(What to produce): Each line in the data holding "title" should be listed.

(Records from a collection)
--------------------------------

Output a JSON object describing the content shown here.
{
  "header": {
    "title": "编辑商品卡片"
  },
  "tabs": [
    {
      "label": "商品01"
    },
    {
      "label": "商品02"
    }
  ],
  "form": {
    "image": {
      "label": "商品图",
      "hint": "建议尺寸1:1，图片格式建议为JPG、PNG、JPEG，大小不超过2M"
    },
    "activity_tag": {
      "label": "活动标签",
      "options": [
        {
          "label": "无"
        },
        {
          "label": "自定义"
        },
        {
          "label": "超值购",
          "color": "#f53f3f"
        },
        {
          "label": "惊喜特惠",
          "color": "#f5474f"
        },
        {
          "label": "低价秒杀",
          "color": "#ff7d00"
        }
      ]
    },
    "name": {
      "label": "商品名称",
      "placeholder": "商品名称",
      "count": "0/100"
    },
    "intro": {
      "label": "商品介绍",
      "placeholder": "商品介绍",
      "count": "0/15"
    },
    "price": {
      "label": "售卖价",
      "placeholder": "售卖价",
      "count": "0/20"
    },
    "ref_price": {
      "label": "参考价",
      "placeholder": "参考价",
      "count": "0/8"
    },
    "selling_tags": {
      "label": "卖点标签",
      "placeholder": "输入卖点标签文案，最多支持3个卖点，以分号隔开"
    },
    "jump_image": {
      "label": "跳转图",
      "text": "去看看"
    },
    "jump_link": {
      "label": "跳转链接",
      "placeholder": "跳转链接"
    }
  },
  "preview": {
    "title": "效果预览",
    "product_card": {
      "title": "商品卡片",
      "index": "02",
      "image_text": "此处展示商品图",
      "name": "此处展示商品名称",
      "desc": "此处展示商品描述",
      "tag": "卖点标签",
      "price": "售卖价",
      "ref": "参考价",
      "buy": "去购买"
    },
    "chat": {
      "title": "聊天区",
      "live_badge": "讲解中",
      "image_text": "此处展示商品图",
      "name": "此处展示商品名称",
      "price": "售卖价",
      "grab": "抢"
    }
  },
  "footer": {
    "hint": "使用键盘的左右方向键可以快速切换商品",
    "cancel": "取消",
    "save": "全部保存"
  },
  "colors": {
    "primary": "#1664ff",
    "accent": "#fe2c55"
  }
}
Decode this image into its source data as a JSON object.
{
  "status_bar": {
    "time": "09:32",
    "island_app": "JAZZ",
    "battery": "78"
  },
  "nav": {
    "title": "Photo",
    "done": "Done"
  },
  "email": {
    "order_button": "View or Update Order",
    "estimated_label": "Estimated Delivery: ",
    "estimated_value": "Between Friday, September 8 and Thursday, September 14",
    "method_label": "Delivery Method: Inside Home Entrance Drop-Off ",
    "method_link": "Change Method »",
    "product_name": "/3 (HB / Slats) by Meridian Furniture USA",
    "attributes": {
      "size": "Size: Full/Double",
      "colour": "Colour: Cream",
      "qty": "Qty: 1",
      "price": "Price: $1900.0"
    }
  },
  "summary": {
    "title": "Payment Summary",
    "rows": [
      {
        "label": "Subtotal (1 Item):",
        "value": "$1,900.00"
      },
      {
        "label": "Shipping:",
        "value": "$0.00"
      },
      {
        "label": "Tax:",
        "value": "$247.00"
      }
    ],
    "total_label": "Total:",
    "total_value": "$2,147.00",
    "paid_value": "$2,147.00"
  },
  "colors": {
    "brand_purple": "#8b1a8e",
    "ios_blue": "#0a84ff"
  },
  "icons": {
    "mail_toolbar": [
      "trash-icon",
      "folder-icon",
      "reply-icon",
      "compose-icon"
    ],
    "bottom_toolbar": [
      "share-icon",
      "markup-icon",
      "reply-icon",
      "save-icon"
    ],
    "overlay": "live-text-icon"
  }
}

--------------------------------

(Response area):
    "title": "编辑商品卡片"
    "title": "效果预览",
      "title": "商品卡片",
      "title": "聊天区",
    "title": "Photo",
    "title": "Payment Summary",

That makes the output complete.